### EXERCISE DATA
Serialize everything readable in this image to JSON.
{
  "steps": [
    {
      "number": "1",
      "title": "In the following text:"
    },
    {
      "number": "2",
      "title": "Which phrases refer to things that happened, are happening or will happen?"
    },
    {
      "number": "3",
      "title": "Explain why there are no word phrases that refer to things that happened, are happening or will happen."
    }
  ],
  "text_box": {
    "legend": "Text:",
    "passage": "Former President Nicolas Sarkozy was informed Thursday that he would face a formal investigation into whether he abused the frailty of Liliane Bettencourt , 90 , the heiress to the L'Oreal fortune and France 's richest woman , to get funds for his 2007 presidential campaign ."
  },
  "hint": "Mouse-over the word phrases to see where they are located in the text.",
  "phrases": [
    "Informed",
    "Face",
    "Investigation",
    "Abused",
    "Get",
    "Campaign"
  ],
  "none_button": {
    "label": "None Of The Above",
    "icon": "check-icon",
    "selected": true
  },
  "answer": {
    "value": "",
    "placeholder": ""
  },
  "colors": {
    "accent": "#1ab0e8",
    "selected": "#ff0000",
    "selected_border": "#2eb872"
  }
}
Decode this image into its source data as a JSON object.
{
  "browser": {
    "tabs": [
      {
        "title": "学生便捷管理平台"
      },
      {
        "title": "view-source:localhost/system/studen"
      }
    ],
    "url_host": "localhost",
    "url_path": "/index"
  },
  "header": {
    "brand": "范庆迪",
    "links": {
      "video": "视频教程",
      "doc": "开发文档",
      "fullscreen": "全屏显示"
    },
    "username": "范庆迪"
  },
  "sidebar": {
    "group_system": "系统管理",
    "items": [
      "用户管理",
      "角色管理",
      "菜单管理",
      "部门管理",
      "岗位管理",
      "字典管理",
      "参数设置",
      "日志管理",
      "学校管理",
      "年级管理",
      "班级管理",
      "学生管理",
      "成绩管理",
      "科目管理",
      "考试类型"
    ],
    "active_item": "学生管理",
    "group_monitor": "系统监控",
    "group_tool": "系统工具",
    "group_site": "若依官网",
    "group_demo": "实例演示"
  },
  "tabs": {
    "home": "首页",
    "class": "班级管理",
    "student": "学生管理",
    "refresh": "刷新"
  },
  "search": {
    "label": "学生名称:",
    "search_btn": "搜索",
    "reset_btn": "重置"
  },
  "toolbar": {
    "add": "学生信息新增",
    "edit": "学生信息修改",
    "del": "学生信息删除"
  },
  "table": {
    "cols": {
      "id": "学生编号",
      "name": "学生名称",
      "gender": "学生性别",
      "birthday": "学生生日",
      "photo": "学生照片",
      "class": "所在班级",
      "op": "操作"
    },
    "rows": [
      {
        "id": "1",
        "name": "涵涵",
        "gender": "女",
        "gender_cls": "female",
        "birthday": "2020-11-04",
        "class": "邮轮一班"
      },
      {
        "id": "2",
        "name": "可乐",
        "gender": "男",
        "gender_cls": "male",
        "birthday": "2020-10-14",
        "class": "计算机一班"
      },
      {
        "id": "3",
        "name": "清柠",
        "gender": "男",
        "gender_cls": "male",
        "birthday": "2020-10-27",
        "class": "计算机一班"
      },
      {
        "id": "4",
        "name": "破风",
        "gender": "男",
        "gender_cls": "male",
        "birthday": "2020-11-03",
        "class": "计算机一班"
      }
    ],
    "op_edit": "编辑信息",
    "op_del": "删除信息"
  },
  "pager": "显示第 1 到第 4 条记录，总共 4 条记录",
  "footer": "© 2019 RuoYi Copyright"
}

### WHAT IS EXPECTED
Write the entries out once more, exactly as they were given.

### EXERCISE RESPONSE
Serialize everything readable in this image to JSON.
{
  "steps": [
    {
      "number": "1",
      "title": "In the following text:"
    },
    {
      "number": "2",
      "title": "Which phrases refer to things that happened, are happening or will happen?"
    },
    {
      "number": "3",
      "title": "Explain why there are no word phrases that refer to things that happened, are happening or will happen."
    }
  ],
  "text_box": {
    "legend": "Text:",
    "passage": "Former President Nicolas Sarkozy was informed Thursday that he would face a formal investigation into whether he abused the frailty of Liliane Bettencourt , 90 , the heiress to the L'Oreal fortune and France 's richest woman , to get funds for his 2007 presidential campaign ."
  },
  "hint": "Mouse-over the word phrases to see where they are located in the text.",
  "phrases": [
    "Informed",
    "Face",
    "Investigation",
    "Abused",
    "Get",
    "Campaign"
  ],
  "none_button": {
    "label": "None Of The Above",
    "icon": "check-icon",
    "selected": true
  },
  "answer": {
    "value": "",
    "placeholder": ""
  },
  "colors": {
    "accent": "#1ab0e8",
    "selected": "#ff0000",
    "selected_border": "#2eb872"
  }
}
Decode this image into its source data as a JSON object.
{
  "browser": {
    "tabs": [
      {
        "title": "学生便捷管理平台"
      },
      {
        "title": "view-source:localhost/system/studen"
      }
    ],
    "url_host": "localhost",
    "url_path": "/index"
  },
  "header": {
    "brand": "范庆迪",
    "links": {
      "video": "视频教程",
      "doc": "开发文档",
      "fullscreen": "全屏显示"
    },
    "username": "范庆迪"
  },
  "sidebar": {
    "group_system": "系统管理",
    "items": [
      "用户管理",
      "角色管理",
      "菜单管理",
      "部门管理",
      "岗位管理",
      "字典管理",
      "参数设置",
      "日志管理",
      "学校管理",
      "年级管理",
      "班级管理",
      "学生管理",
      "成绩管理",
      "科目管理",
      "考试类型"
    ],
    "active_item": "学生管理",
    "group_monitor": "系统监控",
    "group_tool": "系统工具",
    "group_site": "若依官网",
    "group_demo": "实例演示"
  },
  "tabs": {
    "home": "首页",
    "class": "班级管理",
    "student": "学生管理",
    "refresh": "刷新"
  },
  "search": {
    "label": "学生名称:",
    "search_btn": "搜索",
    "reset_btn": "重置"
  },
  "toolbar": {
    "add": "学生信息新增",
    "edit": "学生信息修改",
    "del": "学生信息删除"
  },
  "table": {
    "cols": {
      "id": "学生编号",
      "name": "学生名称",
      "gender": "学生性别",
      "birthday": "学生生日",
      "photo": "学生照片",
      "class": "所在班级",
      "op": "操作"
    },
    "rows": [
      {
        "id": "1",
        "name": "涵涵",
        "gender": "女",
        "gender_cls": "female",
        "birthday": "2020-11-04",
        "class": "邮轮一班"
      },
      {
        "id": "2",
        "name": "可乐",
        "gender": "男",
        "gender_cls": "male",
        "birthday": "2020-10-14",
        "class": "计算机一班"
      },
      {
        "id": "3",
        "name": "清柠",
        "gender": "男",
        "gender_cls": "male",
        "birthday": "2020-10-27",
        "class": "计算机一班"
      },
      {
        "id": "4",
        "name": "破风",
        "gender": "男",
        "gender_cls": "male",
        "birthday": "2020-11-03",
        "class": "计算机一班"
      }
    ],
    "op_edit": "编辑信息",
    "op_del": "删除信息"
  },
  "pager": "显示第 1 到第 4 条记录，总共 4 条记录",
  "footer": "© 2019 RuoYi Copyright"
}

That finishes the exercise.